Despite the fact that I am now twenty-three years old, while Colie is fifteen, I found myself really relating to her struggle. I was bullied almost constantly in middle in high school, though less for my weight and more for my shy, awkward personality. I was never what anyone would call “popular;” in fact, I saw myself as a social outcast for much of my teenage life. Colie’s struggle to make friends was painfully familiar to me; it reminded me of the years I’d spent eating lunch alone and praying to remain invisible. Like Colie, however, I eventually found my way, though my transformation from a “caterpillar to a butterfly” (used as a metaphor for both losing weight and gaining self-confidence throughout the novel) did not happen until I was halfway through college (Dessen, 1999, pp. 98 – 99).
The theme of earning self-confidence is not a particularly heavy or controversial issue, as with the themes of sex and consent in Judy Blume’s Forever, but I could still see this book helping immensely for a young teenage girl who can see herself in Colie. While boys could certainly enjoy this book (as the themes of bullying and self-esteem are almost universal), I feel that this book would do best in the hands of either a shy teenage girl or one who might not be the strongest reader. The language is simple, the metaphors clearly identified, and yet the message is strong: it is incredibly important to stand up for and love yourself, as you are the only one who can transform yourself into the person you want to be. Colie’s lack of confidence and self-esteem almost cause her to miss out on the chance to find romance and friendship; it is only after she is comfortable being herself that she finds happiness. This is an important lesson for young girls to learn, especially with pop culture and media constantly telling them that they have to look and act a certain way.

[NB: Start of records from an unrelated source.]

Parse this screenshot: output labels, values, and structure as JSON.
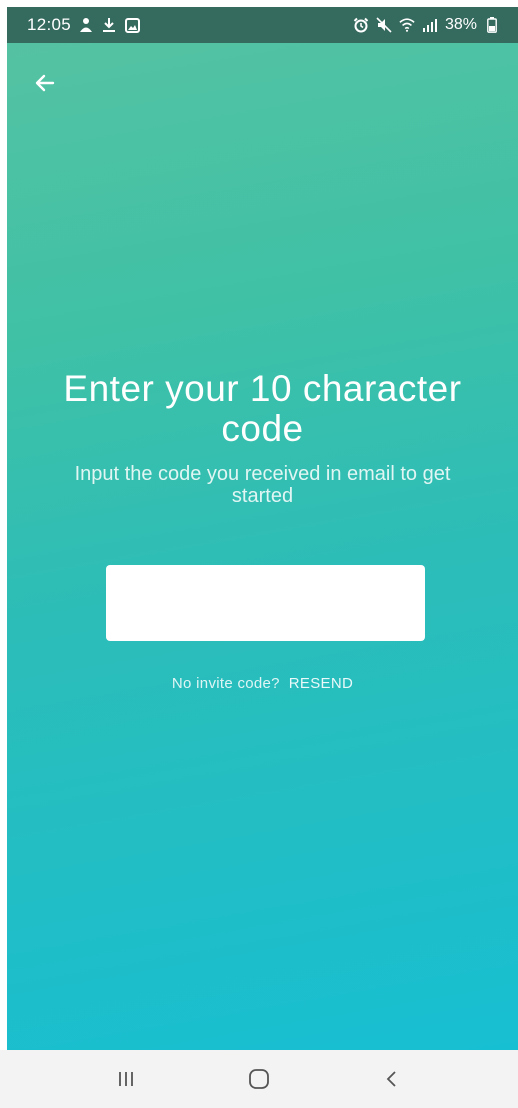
{
  "status_bar": {
    "time": "12:05",
    "battery": "38%",
    "left_icons": [
      "notification-app-icon",
      "download-icon",
      "gallery-icon"
    ],
    "right_icons": [
      "alarm-icon",
      "mute-icon",
      "wifi-icon",
      "signal-icon",
      "battery-icon"
    ]
  },
  "header": {
    "back_icon": "arrow-left-icon"
  },
  "main": {
    "title": "Enter your 10 character code",
    "subtitle": "Input the code you received in email to get started",
    "code_input": {
      "value": "",
      "placeholder": ""
    },
    "resend_prompt": "No invite code?",
    "resend_link": "RESEND"
  },
  "nav_bar": {
    "buttons": [
      "recent-apps-icon",
      "home-icon",
      "back-icon"
    ]
  },
  "colors": {
    "status_bar_bg": "#356a5e",
    "gradient_top": "#57c2a2",
    "gradient_bottom": "#17bfd2",
    "nav_bar_bg": "#f3f3f3"
  }
}
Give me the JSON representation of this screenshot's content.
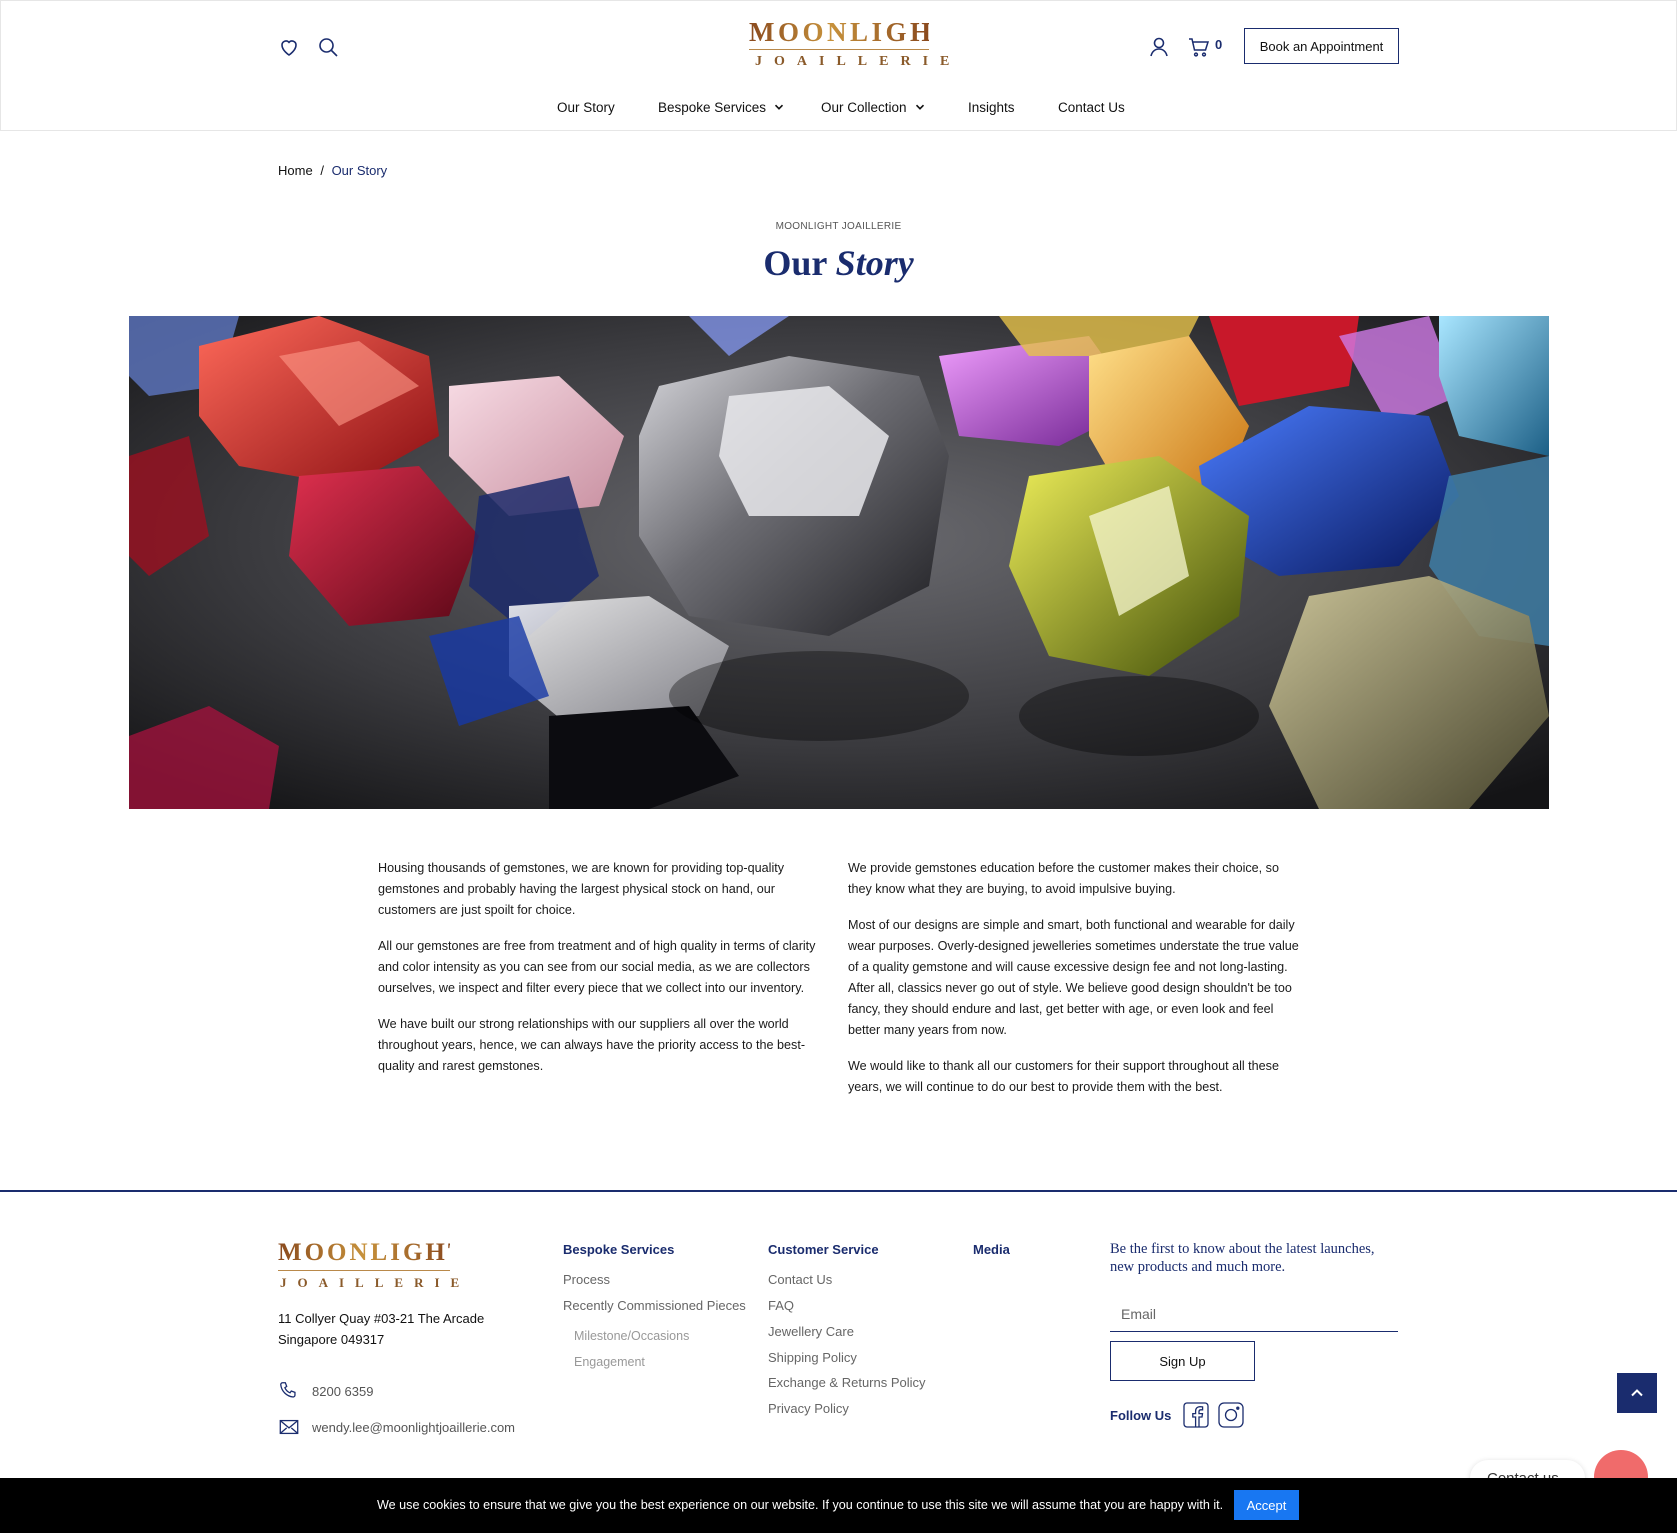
{
  "header": {
    "brand_top": "MOONLIGHT",
    "brand_bottom": "JOAILLERIE",
    "cart_count": "0",
    "book_label": "Book an Appointment",
    "nav": [
      {
        "label": "Our Story"
      },
      {
        "label": "Bespoke Services"
      },
      {
        "label": "Our Collection"
      },
      {
        "label": "Insights"
      },
      {
        "label": "Contact Us"
      }
    ]
  },
  "breadcrumb": {
    "home": "Home",
    "separator": "/",
    "current": "Our Story"
  },
  "page": {
    "eyebrow": "MOONLIGHT JOAILLERIE",
    "title_plain": "Our",
    "title_italic": "Story"
  },
  "content": {
    "left": [
      "Housing thousands of gemstones, we are known for providing top-quality gemstones and probably having the largest physical stock on hand, our customers are just spoilt for choice.",
      "All our gemstones are free from treatment and of high quality in terms of clarity and color intensity as you can see from our social media, as we are collectors ourselves, we inspect and filter every piece that we collect into our inventory.",
      "We have built our strong relationships with our suppliers all over the world throughout years, hence, we can always have the priority access to the best-quality and rarest gemstones."
    ],
    "right": [
      "We provide gemstones education before the customer makes their choice, so they know what they are buying, to avoid impulsive buying.",
      "Most of our designs are simple and smart, both functional and wearable for daily wear purposes. Overly-designed jewelleries sometimes understate the true value of a quality gemstone and will cause excessive design fee and not long-lasting. After all, classics never go out of style. We believe good design shouldn't be too fancy, they should endure and last, get better with age, or even look and feel better many years from now.",
      "We would like to thank all our customers for their support throughout all these years, we will continue to do our best to provide them with the best."
    ]
  },
  "footer": {
    "brand_top": "MOONLIGHT",
    "brand_bottom": "JOAILLERIE",
    "address_line1": "11 Collyer Quay #03-21 The Arcade",
    "address_line2": "Singapore 049317",
    "phone": "8200 6359",
    "email": "wendy.lee@moonlightjoaillerie.com",
    "bespoke": {
      "heading": "Bespoke Services",
      "links": [
        "Process",
        "Recently Commissioned Pieces"
      ],
      "sublinks": [
        "Milestone/Occasions",
        "Engagement"
      ]
    },
    "customer": {
      "heading": "Customer Service",
      "links": [
        "Contact Us",
        "FAQ",
        "Jewellery Care",
        "Shipping Policy",
        "Exchange & Returns Policy",
        "Privacy Policy"
      ]
    },
    "media": {
      "heading": "Media"
    },
    "newsletter": {
      "text": "Be the first to know about the latest launches, new products and much more.",
      "email_placeholder": "Email",
      "signup_label": "Sign Up"
    },
    "follow_label": "Follow Us"
  },
  "contact_widget": {
    "label": "Contact us"
  },
  "cookie": {
    "text": "We use cookies to ensure that we give you the best experience on our website. If you continue to use this site we will assume that you are happy with it.",
    "accept_label": "Accept"
  },
  "colors": {
    "navy": "#1a2c6e",
    "gold": "#a86b2c",
    "accept_blue": "#1877f2",
    "cookie_bg": "#000000"
  },
  "icons": [
    "heart-icon",
    "search-icon",
    "user-icon",
    "cart-icon",
    "chevron-down-icon",
    "phone-icon",
    "mail-icon",
    "facebook-icon",
    "instagram-icon",
    "arrow-up-icon",
    "chat-icon"
  ]
}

I think the most important metaphor from the book can be found in the character of Colie’s aunt Mira, the eccentric artist who never lets the words of others get to her. Mira has a strange habit of collecting mismatched and slightly broken objects, leaving Colie to wonder why she doesn’t just use her inheritance money to buy things that actually work. Colie later realizes however, that this is all intentional; Mira sees untold value in the things that aren’t perfect: “For Mira, there were no lost causes. Everything, and everyone, had its purpose. The rest of the world, too often right, might have missed that” (1999, p. 119). As Mira herself states, “We’re all worth something” (p. 119). In fact, it takes Colie the entire novel to learn what her aunt knew all along; that nobody is perfect, and that everyone on earth holds worth despite that fact.
While this message is very different from that of Forever, both hold equally important value for teenage girls. I would absolutely recommend this to anyone struggling with issues of self-esteem, especially teenage girls. Navigating high school is hard enough without the constant pressure to be perfect, and I think Dessen hits the nail on the head with her portrayal of those insecurities we likely all held as teens. This is the absolute last time I will ever judge an author’s work before I get to know it; this book ended up being a rare gem that I would never have discovered if I hadn’t branched out to give it a shot.

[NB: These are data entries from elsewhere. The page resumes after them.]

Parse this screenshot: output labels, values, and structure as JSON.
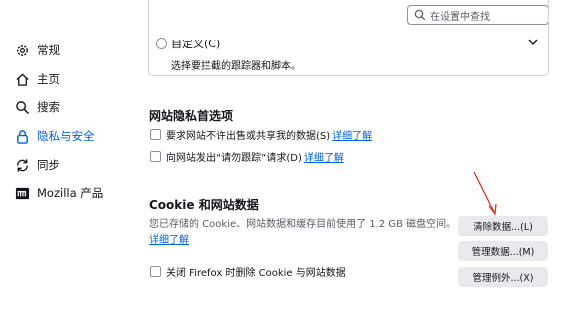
{
  "search": {
    "placeholder": "在设置中查找"
  },
  "sidebar": {
    "items": [
      {
        "label": "常规",
        "icon": "gear-icon"
      },
      {
        "label": "主页",
        "icon": "home-icon"
      },
      {
        "label": "搜索",
        "icon": "search-icon"
      },
      {
        "label": "隐私与安全",
        "icon": "lock-icon",
        "selected": true
      },
      {
        "label": "同步",
        "icon": "sync-icon"
      },
      {
        "label": "Mozilla 产品",
        "icon": "mozilla-logo-icon"
      }
    ]
  },
  "tracking": {
    "custom_label": "自定义(C)",
    "custom_desc": "选择要拦截的跟踪器和脚本。"
  },
  "privacy_prefs": {
    "title": "网站隐私首选项",
    "gpc_label": "要求网站不许出售或共享我的数据(S)",
    "gpc_link": "详细了解",
    "dnt_label": "向网站发出“请勿跟踪”请求(D)",
    "dnt_link": "详细了解"
  },
  "cookies": {
    "title": "Cookie 和网站数据",
    "desc": "您已存储的 Cookie、网站数据和缓存目前使用了 1.2 GB 磁盘空间。",
    "learn_more": "详细了解",
    "clear_button": "清除数据...(L)",
    "manage_button": "管理数据...(M)",
    "exceptions_button": "管理例外...(X)",
    "delete_on_close_label": "关闭 Firefox 时删除 Cookie 与网站数据"
  },
  "colors": {
    "accent": "#0061e0",
    "arrow": "#e0301e"
  }
}
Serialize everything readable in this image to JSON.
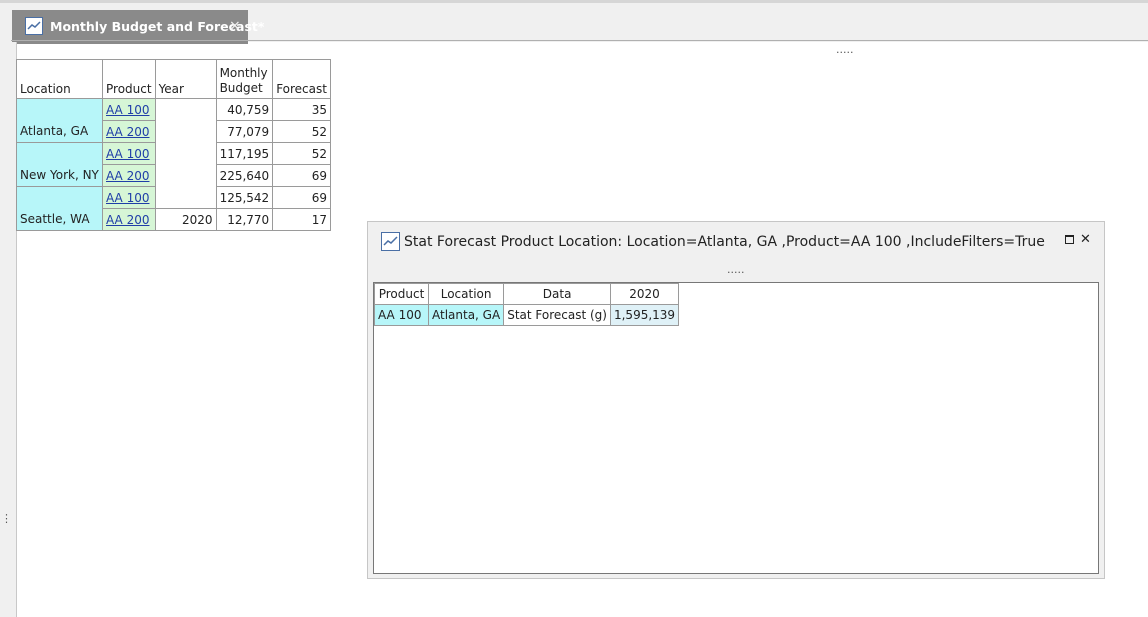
{
  "tab": {
    "title": "Monthly Budget and Forecast*",
    "close": "×"
  },
  "splitter": {
    "top_dots": ".....",
    "popup_dots": ".....",
    "grip": "⋮"
  },
  "main_grid": {
    "headers": {
      "location": "Location",
      "product": "Product",
      "year": "Year",
      "budget": "Monthly Budget",
      "forecast": "Forecast"
    },
    "rows": [
      {
        "location": "",
        "product": "AA 100",
        "year": "",
        "budget": "40,759",
        "forecast": "35"
      },
      {
        "location": "Atlanta, GA",
        "product": "AA 200",
        "year": "",
        "budget": "77,079",
        "forecast": "52"
      },
      {
        "location": "",
        "product": "AA 100",
        "year": "",
        "budget": "117,195",
        "forecast": "52"
      },
      {
        "location": "New York, NY",
        "product": "AA 200",
        "year": "",
        "budget": "225,640",
        "forecast": "69"
      },
      {
        "location": "",
        "product": "AA 100",
        "year": "",
        "budget": "125,542",
        "forecast": "69"
      },
      {
        "location": "Seattle, WA",
        "product": "AA 200",
        "year": "2020",
        "budget": "12,770",
        "forecast": "17"
      }
    ]
  },
  "popup": {
    "title": "Stat Forecast Product Location: Location=Atlanta, GA ,Product=AA 100 ,IncludeFilters=True",
    "close": "✕",
    "grid": {
      "headers": {
        "product": "Product",
        "location": "Location",
        "data": "Data",
        "year": "2020"
      },
      "row": {
        "product": "AA 100",
        "location": "Atlanta, GA",
        "data": "Stat Forecast (g)",
        "value": "1,595,139"
      }
    }
  },
  "icons": {
    "tab": "line-chart-icon",
    "popup": "line-chart-icon",
    "maximize": "maximize-icon",
    "close": "close-icon"
  },
  "colors": {
    "location_cell": "#b7f6f9",
    "product_cell": "#d6f6d6",
    "link": "#1f3ea8",
    "tab_bg": "#8a8a8a"
  }
}
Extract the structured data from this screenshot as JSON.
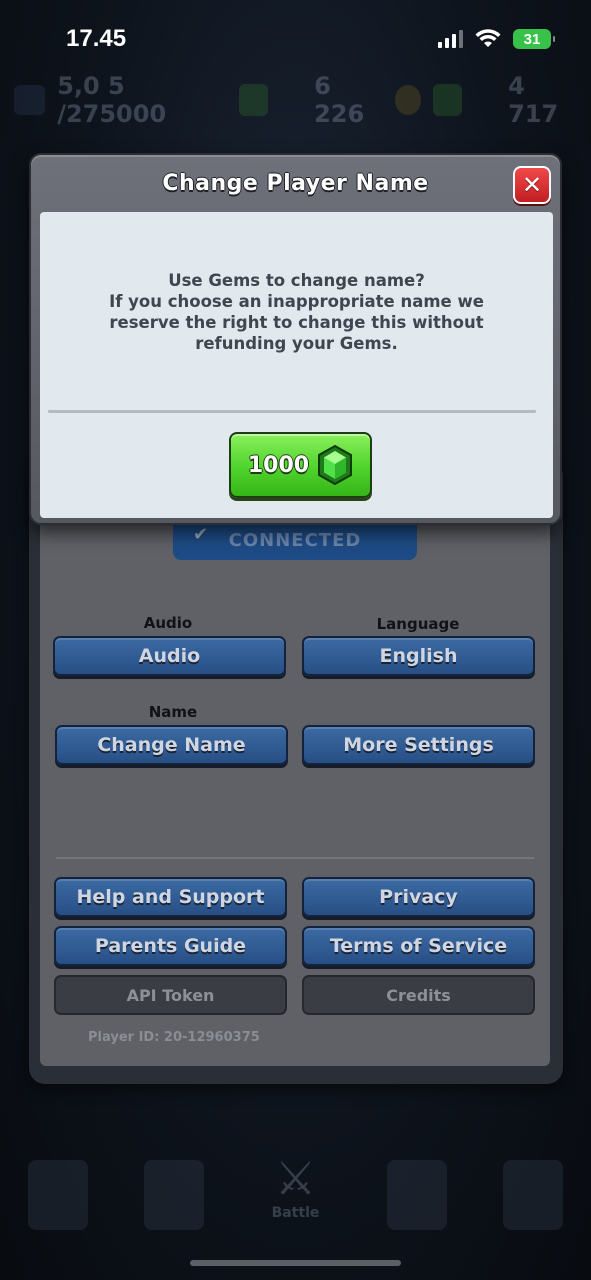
{
  "status_bar": {
    "time": "17.45",
    "battery": "31"
  },
  "background": {
    "resource_1": "5,0 5 /275000",
    "resource_2": "6 226",
    "resource_3": "4 717"
  },
  "modal": {
    "title": "Change Player Name",
    "message_lines": [
      "Use Gems to change name?",
      "If you choose an inappropriate name we",
      "reserve the right to change this without",
      "refunding your Gems."
    ],
    "gem_button_cost": "1000"
  },
  "settings": {
    "connected_label": "CONNECTED",
    "audio_label": "Audio",
    "audio_button": "Audio",
    "language_label": "Language",
    "language_button": "English",
    "name_label": "Name",
    "change_name_button": "Change Name",
    "more_settings_button": "More Settings",
    "help_button": "Help and Support",
    "privacy_button": "Privacy",
    "parents_guide_button": "Parents Guide",
    "terms_button": "Terms of Service",
    "api_token_button": "API Token",
    "credits_button": "Credits",
    "player_id": "Player ID: 20-12960375"
  },
  "bottom_nav": {
    "battle_label": "Battle"
  },
  "colors": {
    "accent_green": "#4fd32c",
    "close_red": "#c21d22",
    "button_blue": "#274f86"
  },
  "icons": [
    "signal-icon",
    "wifi-icon",
    "battery-icon",
    "close-icon",
    "gem-icon",
    "check-icon",
    "swords-icon"
  ]
}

Cart, M. (2010). Young adult literature: From romance to realism. Chicago: ALA.
Dessen, S. (1999). Keeping the moon. New York: Viking.
Keeping the Moon. (2000, Spring). The Horn Book Guide, 11, 93.